circle-headshot“If you can’t get your organization to want to or be excited about testing and see value in it, then it is very difficult to build traction.” Tweet_this
-Brian Shampnois, Director of Analytics at Brooks Bell

“If you can’t get your organization to want to or be excited about testing and see value in it,” Director of Analytics at Brooks Bell, Brian Shampnois, says, “then it is very difficult to build traction.” Growing, he explains, requires resources to be prioritized. Perhaps more importantly, he says, “you need lots of people coming up with lots of ideas.” You can set up lots of tests quickly and without error, he says, “but if no one is excited or nobody else cares, you’re program is never going to get off the ground.” Reporting, of course, is one way to accomplish this—but often it’s just a matter of making the process more fun. Encouraging people to bet on variations, inviting other teams into the process to give them a sense of ownership, and sharing success widely are all ways of encouraging buy in and building excitement.

circle-headshot“[Always work hard to] build excitement, publicizing the wins people want to hear about, socializing test results, and demonstrating what testing can accomplish.” Tweet_this
-Suzi Tripp, Director of Client Management at Brooks Bell

Growing a testing program can be difficult, Director of Client Management at Brooks Bell, Suzi Tripp, says, because it requires two things that don’t always go together: “Being methodical and being exciting.” Culture is critical, she says, and you have to always work hard to “build excitement, publicizing the wins people want to hear about, socializing test results, and demonstrating what testing can accomplish” so that everyone in the organization wants to be a part of the effort. But you can’t achieve these things, she says, “without having a solid infrastructure in place.”

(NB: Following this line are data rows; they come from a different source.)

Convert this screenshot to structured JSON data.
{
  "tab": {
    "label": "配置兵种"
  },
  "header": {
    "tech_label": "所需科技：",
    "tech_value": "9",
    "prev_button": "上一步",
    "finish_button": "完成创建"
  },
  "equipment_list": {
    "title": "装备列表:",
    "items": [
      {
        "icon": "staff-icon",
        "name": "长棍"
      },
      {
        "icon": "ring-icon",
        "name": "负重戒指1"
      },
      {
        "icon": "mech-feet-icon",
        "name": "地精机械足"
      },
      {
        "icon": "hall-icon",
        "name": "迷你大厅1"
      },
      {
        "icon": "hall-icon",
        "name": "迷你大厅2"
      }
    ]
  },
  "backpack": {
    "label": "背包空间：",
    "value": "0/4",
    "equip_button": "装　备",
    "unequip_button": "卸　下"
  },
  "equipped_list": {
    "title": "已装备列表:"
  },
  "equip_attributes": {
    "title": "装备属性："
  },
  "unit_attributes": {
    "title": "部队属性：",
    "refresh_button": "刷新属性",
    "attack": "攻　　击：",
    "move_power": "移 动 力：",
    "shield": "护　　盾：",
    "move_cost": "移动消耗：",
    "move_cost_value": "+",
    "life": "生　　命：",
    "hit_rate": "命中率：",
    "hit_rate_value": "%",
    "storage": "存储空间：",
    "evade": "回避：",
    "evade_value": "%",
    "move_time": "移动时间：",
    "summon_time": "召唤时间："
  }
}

If your successful, Suzi explains, people will start coming with ideas—which is great—but you must be ready to absorb these ideas and execute on them in a reliable, trustworthy way.” You have to build your testing culture, she says, at the same time your improving your testing process. “You have to get people to buy in to the idea and learn to love testing,” she says, “but at the same time, you have to create structure, develop templates, enforce documentation, and plan how your team will grow.”

Launching a testing program can be tough but growing one may be even more difficult. Developing a clear vision for that growth, keeping some of these proven approaches in mind, is essential for making the process more manageable.

For more insights from injury experts, download the 2015 Clickaways!